  70. Brown, Danny; Brittle, Milo; p. 1.
  71. Wells, Tom (19 December 2004). "Death of a Steward ... what 'really' happened". Sunday Mercury. Archived from the original on 21 September 2011. Retrieved 19 March 2012.
  72. "Lions Club Directory". Aston Villa F.C. Retrieved 19 March 2012.
  73. "Club rivalries uncovered" (PDF). The Football Fans Census. Archived from the original (PDF) on 10 September 2008. Retrieved 15 September 2008.
  74. Gordos, Phil (8 May 2006). "Is West Midlands Football in decline?". BBC Sport. Retrieved 15 September 2008.
  75. Dawkes, Phil (22 May 2011). "Tottenham 2–1 Birmingham". BBC Sport. Retrieved 19 March 2012.
  76. Pietarinen, Heikki (1 November 2014). "England – First Level All-Time Tables 1888/89–2011/12". Rec.Sport.Soccer Statistics Federation. Retrieved 1 November 2014.
  77. "All-time English Honours Table". KryssTal. Retrieved 19 March 2012.
  78. "League Records: Goals". The Football League. Archived from the original on 20 March 2012. Retrieved 19 March 2012.
  79. Goodyear, David; Matthews, Tony; p. 168.
  80. Ward, Adam; Griffin, Jeremy; pp. 130–135.
  81. "Club Honours". Aston Villa F.C. Retrieved 18 April 2011.
  82. Kendrick, Mat (7 July 2011). "Aston Villa: The day the claret and blues won the baseball league". Birmingham Mail. Retrieved 7 July 2011.
  83. "First Team". Aston Villa Football Club. Retrieved 17 August 2016.
  84. "How many players has your club provided for England?". Telegraph. Retrieved 1 April 2015.
  85. "Sport: Football Legends list in full". BBC News. 5 August 1998. Retrieved 19 March 2012.
  86. "Latest news – Hall of Fame 2009". National Football Museum. Archived from the original on 13 July 2009. Retrieved 8 July 2009.
  87. "Sport: Popular Petrov to be added to Iconic Villa Hall of Fame". Aston Villa F.C. 10 May 2013. Retrieved 10 May 2013.
  88. History Hall Of Fame
  89. "Venglos first foreign coach". BBC Sport. 17 July 1998. Retrieved 15 September 2008.
  90. Whitehead, Richard (1 September 2008). "The soul of Aston Villa in 50 moments, page 2". The Times. London. Archived from the original on 18 September 2008. Retrieved 15 September 2008.
  91. Whitehead, Richard (1 September 2008). "The soul of Aston Villa in 50 moments, page 9". The Times. London. Archived from the original on 18 September 2008. Retrieved 15 September 2008.
  92. "Stud Marks: We won't lie to you, another famous fan signs up for Aston Villa". Birmingham Mail. 14 December 2009. Archived from the original on 20 December 2009. Retrieved 20 March 2012.
  93. As if they were stretched outside The Oval or Villa Park, Philip Larkin, MCMXIV.
  94. Fisher, Philip (2007). "The Dumb Waiter at Trafalgar Studios 1". The British Theatre Guide. Retrieved 20 March 2012.

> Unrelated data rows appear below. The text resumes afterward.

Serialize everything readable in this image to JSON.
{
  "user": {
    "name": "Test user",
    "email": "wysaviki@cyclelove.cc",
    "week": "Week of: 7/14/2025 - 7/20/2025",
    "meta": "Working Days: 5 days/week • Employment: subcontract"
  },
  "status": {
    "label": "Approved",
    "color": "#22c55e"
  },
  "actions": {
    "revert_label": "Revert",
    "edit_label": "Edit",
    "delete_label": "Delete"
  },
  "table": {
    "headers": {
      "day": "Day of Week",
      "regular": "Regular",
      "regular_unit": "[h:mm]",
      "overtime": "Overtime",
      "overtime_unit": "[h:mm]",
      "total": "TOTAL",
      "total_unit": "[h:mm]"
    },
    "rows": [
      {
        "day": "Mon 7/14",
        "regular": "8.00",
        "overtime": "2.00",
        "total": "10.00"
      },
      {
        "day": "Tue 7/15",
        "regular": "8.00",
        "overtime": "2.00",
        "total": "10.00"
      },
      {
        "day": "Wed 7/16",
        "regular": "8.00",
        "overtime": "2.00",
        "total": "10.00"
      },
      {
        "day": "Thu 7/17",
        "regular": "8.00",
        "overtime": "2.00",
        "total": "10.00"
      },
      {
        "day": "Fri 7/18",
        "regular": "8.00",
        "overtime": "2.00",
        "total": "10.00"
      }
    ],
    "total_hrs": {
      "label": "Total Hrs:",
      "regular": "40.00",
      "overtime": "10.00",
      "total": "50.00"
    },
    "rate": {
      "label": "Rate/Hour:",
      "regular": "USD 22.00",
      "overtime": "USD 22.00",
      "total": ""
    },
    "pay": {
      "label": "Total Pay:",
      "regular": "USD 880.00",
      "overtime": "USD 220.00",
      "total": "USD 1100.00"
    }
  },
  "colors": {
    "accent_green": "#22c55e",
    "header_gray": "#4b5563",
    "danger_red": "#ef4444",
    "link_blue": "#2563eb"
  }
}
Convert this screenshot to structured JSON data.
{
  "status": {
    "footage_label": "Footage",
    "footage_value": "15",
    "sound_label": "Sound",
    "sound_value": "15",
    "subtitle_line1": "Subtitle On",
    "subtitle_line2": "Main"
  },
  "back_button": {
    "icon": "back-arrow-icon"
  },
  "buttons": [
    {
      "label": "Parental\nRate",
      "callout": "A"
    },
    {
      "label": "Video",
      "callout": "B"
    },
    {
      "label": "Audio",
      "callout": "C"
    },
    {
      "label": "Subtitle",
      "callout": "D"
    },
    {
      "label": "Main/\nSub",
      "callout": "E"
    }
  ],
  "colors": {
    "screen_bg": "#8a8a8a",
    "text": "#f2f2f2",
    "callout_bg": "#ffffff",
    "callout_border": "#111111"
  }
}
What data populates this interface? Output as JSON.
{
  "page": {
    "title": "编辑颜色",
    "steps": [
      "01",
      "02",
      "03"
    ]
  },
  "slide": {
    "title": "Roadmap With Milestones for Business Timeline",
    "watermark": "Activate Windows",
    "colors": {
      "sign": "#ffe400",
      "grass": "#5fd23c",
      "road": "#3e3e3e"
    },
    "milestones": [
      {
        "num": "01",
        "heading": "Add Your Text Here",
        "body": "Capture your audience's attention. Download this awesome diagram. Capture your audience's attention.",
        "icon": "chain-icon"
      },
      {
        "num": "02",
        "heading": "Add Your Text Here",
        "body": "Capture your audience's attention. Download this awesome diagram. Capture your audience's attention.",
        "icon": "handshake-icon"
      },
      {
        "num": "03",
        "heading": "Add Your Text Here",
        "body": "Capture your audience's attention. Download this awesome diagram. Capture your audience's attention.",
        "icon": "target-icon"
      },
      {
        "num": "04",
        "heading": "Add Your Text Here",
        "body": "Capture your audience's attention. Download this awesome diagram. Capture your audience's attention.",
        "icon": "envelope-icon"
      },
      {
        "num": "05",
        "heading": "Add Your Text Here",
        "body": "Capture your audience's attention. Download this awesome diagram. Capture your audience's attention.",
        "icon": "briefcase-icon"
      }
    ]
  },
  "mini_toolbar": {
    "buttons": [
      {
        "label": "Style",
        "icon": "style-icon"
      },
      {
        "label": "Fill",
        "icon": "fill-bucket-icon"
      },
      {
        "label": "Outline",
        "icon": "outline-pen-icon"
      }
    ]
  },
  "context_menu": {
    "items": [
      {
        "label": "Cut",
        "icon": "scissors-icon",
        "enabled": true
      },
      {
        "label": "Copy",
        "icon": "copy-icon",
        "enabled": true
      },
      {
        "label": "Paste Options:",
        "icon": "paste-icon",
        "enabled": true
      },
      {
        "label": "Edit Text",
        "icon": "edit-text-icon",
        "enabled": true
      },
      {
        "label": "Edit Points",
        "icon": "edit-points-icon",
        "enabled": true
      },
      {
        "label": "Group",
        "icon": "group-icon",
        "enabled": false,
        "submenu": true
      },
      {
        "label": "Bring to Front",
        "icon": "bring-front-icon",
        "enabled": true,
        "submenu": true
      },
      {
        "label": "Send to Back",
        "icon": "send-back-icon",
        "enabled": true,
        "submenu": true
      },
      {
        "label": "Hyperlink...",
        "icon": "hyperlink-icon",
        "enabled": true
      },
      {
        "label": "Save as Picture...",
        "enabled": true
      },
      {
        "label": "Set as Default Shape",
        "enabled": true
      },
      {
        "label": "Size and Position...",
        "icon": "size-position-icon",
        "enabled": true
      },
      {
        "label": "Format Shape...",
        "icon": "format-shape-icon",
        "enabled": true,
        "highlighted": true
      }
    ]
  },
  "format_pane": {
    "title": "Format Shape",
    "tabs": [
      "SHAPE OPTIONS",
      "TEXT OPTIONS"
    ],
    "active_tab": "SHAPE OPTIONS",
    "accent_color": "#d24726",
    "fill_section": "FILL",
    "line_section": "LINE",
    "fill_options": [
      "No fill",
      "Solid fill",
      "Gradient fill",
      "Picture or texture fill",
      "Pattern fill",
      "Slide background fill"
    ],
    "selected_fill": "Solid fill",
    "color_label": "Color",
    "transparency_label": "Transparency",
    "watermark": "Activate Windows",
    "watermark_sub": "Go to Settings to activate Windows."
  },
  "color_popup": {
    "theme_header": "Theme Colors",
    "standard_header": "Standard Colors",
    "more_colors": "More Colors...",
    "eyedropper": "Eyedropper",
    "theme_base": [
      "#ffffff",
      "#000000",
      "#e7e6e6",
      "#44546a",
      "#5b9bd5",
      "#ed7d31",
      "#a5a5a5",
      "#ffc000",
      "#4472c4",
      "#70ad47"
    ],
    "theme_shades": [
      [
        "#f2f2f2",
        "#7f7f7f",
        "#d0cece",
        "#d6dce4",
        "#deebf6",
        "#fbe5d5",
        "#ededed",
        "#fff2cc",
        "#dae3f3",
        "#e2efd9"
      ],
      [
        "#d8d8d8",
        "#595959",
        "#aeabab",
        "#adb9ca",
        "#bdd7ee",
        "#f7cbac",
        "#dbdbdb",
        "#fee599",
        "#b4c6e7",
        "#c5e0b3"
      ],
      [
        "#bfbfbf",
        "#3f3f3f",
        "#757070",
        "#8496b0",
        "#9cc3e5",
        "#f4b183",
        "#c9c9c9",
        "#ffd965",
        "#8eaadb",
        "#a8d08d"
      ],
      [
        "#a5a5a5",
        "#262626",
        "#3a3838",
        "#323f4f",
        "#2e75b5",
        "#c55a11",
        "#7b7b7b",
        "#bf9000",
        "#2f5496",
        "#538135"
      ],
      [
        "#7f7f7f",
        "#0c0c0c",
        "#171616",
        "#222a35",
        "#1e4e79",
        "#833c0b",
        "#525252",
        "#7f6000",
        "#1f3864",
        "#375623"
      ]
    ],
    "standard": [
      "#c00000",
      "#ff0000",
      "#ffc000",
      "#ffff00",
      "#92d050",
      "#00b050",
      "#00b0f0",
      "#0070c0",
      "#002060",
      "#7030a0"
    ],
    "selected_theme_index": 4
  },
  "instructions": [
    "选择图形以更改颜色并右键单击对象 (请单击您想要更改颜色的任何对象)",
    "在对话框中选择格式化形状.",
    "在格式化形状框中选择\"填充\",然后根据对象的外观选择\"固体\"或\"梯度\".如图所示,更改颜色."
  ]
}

External links

Listen to this article (info/dl)

This audio file was created from a revision of the "Aston Villa F.C." article dated 2007-09-04, and does not reflect subsequent edits to the article. (Audio help)
More spoken articles

This article is issued from Wikipedia - version of the 12/4/2016. The text is available under the Creative Commons Attribution/Share Alike but additional terms may apply for the media files.